• [Description of the task]:
In the material below, count the lines where the word "true" appears. Nothing but the number, please.

• [Task inputs]:

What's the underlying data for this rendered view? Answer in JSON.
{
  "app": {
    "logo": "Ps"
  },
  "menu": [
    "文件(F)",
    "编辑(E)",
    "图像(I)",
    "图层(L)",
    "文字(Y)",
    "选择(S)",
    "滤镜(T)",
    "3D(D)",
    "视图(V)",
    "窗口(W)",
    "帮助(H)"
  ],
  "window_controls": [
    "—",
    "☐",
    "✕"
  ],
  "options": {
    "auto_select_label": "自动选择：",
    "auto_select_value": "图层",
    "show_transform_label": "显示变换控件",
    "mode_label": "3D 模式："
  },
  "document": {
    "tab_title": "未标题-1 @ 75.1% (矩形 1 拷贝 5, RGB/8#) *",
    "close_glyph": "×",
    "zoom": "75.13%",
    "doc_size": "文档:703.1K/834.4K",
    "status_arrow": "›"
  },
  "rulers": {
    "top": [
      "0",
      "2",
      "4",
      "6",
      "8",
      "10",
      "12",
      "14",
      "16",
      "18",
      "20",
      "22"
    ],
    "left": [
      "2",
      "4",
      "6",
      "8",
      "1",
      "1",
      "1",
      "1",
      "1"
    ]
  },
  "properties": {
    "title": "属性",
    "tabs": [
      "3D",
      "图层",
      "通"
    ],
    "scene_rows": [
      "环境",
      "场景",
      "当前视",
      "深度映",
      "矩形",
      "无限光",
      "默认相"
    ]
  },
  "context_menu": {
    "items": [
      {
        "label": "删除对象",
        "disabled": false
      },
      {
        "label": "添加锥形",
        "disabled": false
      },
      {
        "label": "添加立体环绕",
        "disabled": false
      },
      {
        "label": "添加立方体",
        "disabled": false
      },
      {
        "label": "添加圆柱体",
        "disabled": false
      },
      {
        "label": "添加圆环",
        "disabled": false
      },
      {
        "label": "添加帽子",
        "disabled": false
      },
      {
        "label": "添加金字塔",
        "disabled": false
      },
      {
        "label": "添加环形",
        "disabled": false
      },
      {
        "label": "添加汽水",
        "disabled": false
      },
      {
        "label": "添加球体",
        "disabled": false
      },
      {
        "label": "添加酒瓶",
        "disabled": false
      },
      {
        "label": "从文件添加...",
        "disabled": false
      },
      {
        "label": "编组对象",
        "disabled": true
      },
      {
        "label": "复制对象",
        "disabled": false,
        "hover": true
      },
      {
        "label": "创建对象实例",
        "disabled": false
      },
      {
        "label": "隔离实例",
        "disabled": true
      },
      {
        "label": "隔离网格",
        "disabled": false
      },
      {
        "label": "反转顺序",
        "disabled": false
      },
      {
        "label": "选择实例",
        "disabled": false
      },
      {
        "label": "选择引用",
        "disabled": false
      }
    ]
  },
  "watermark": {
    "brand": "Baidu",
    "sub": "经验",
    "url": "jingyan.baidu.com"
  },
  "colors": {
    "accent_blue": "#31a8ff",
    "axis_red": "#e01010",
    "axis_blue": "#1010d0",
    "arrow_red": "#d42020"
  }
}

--

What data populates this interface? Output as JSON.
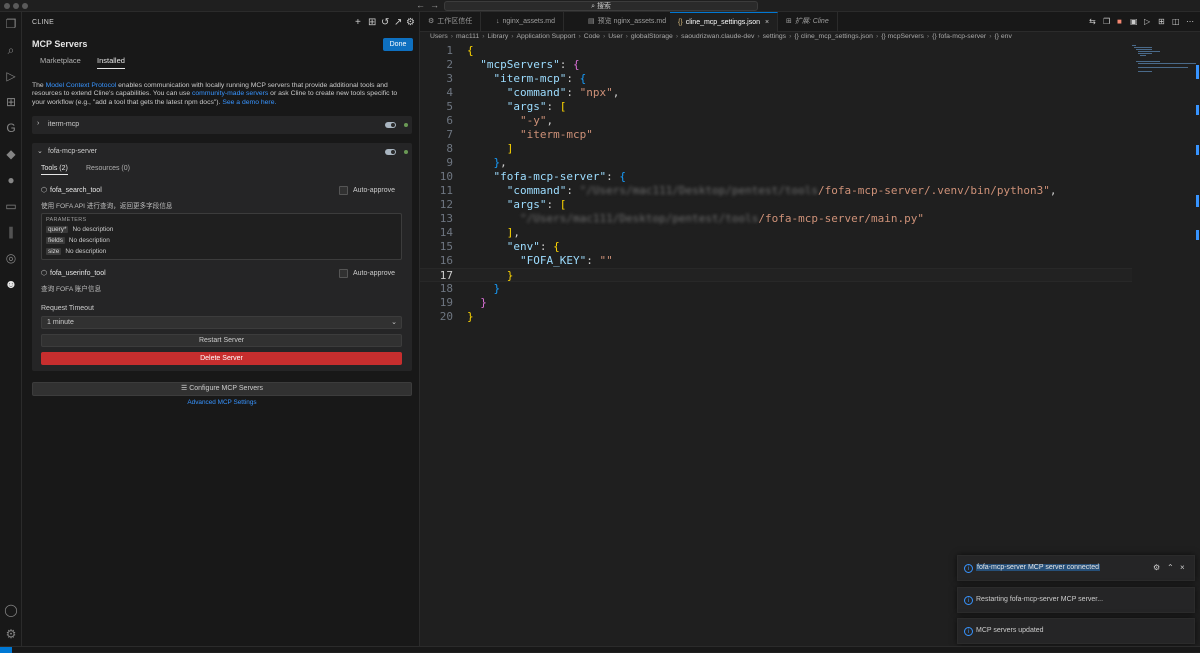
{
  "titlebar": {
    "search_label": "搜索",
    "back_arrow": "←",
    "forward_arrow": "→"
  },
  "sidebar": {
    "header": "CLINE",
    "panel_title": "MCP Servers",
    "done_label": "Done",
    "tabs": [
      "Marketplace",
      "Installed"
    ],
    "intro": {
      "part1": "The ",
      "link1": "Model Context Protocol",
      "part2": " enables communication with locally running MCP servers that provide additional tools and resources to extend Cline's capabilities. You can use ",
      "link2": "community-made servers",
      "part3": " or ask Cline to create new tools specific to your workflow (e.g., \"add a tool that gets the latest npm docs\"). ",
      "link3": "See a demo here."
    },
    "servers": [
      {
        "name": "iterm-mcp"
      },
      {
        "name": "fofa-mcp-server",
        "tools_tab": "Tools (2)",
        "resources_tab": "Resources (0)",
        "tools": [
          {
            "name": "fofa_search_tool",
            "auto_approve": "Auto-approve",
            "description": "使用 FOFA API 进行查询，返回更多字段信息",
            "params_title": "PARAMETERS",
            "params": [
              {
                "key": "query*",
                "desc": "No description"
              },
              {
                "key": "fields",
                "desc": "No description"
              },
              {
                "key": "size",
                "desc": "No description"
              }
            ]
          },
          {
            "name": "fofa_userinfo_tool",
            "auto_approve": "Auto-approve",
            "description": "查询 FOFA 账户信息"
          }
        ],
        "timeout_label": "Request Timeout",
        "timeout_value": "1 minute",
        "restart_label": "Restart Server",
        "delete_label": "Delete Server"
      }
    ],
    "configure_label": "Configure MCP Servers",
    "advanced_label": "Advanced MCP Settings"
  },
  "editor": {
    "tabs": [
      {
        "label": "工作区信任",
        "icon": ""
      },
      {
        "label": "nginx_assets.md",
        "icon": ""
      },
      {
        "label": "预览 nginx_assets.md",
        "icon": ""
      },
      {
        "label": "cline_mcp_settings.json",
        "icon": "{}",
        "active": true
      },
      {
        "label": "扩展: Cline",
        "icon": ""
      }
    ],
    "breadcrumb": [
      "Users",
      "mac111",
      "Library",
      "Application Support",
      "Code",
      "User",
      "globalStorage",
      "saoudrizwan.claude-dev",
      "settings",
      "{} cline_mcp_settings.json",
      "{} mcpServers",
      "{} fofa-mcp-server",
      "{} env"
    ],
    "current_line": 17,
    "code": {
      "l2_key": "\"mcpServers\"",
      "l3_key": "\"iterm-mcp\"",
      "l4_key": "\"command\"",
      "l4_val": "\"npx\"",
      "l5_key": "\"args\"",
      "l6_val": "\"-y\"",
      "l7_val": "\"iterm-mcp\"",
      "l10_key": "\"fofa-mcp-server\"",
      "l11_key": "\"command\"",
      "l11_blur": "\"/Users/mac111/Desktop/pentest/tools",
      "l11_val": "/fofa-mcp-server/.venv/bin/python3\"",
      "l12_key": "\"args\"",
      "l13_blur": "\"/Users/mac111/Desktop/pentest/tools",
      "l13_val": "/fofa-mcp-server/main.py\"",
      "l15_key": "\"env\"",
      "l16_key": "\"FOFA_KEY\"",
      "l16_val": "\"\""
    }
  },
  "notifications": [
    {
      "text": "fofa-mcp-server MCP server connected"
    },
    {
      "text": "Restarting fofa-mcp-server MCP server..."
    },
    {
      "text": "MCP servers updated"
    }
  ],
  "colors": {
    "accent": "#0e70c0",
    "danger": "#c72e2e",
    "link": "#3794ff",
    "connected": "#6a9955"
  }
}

• [Exercise answer]:
4